A group campaigning for the increased use of sustainable aviation fuel (SAF) in Europe estimates that production can be scaled up to meet 10% of the bloc’s jet fuel needs by 2030 – although hitting that target will require concerted policy action and come with a price tag of at least €120 billion ($142 billion) over the next 15 years.
Members of Clean Skies for Tomorrow (CST) say they support the EU’s SAF blending mandate which is expected to be published by mid-July. Its Guidelines for a Sustainable Aviation Fuel Blending Mandate in Europe publication assesses the feasibility of the production ramp-up required and its likely costs.
CST suggests that using “tight sustainability criteria” for feedstock, SAF could account for 10% of jet fuel usage in Europe by 2030 “if supported by appropriate and timely measures”.
However, the CST asserts that policies, such as a blending mandate that increases over time, must be implemented to create certain future demand for SAF, in order to make the economic case for the investment in production plants. In addition, it says public funding will be necessary to mature new production technologies, plus aviation must be given “preferential access” to “sustainable biomass resources”.
An intermediate blending mandate of 2-5% of total European jet fuel consumption by 2025 could be met by existing and planned SAF plants, it notes.
Any SAF blending mandate could be implemented by an obligation on fuel suppliers, it says, and would apply to all flights departing from Europe.
But the increase in SAF production will come with a cost. Government backing for new SAF plants to reach the 10% target “could be in the order of €120 billion in total over the next 15 years”, the CST says. The majority of this would “support the commercialisation of SAF production pathways that are currently at lower technology readiness levels but have the greatest potential to scale” but would represent the largest share of SAF outpost post-2030.
Additional public support may be needed to subsidise SAF in order to “bridge the cost differential” to conventional fuel and prevent “competitive distortion and fuel tankering”.

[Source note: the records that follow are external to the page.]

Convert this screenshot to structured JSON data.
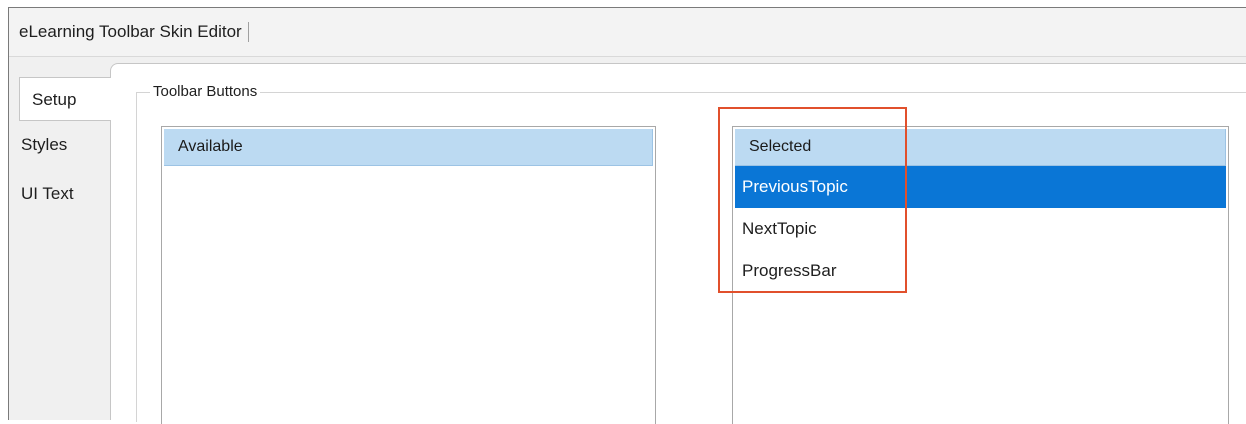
{
  "window": {
    "title": "eLearning Toolbar Skin Editor"
  },
  "tabs": [
    {
      "label": "Setup",
      "active": true
    },
    {
      "label": "Styles",
      "active": false
    },
    {
      "label": "UI Text",
      "active": false
    }
  ],
  "group": {
    "label": "Toolbar Buttons"
  },
  "available": {
    "header": "Available",
    "items": []
  },
  "selected": {
    "header": "Selected",
    "items": [
      {
        "label": "PreviousTopic",
        "selected": true
      },
      {
        "label": "NextTopic",
        "selected": false
      },
      {
        "label": "ProgressBar",
        "selected": false
      }
    ]
  },
  "colors": {
    "header_bg": "#bcdaf2",
    "selection": "#0a76d6",
    "callout": "#e1502c"
  }
}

Members of the CST include Airbus and Boeing, operators within the IAG and Air France-KLM airline groups, engine provider Rolls-Royce, numerous airports, and fuel providers such as Shell, Total Energies, LanzaJet and Neste.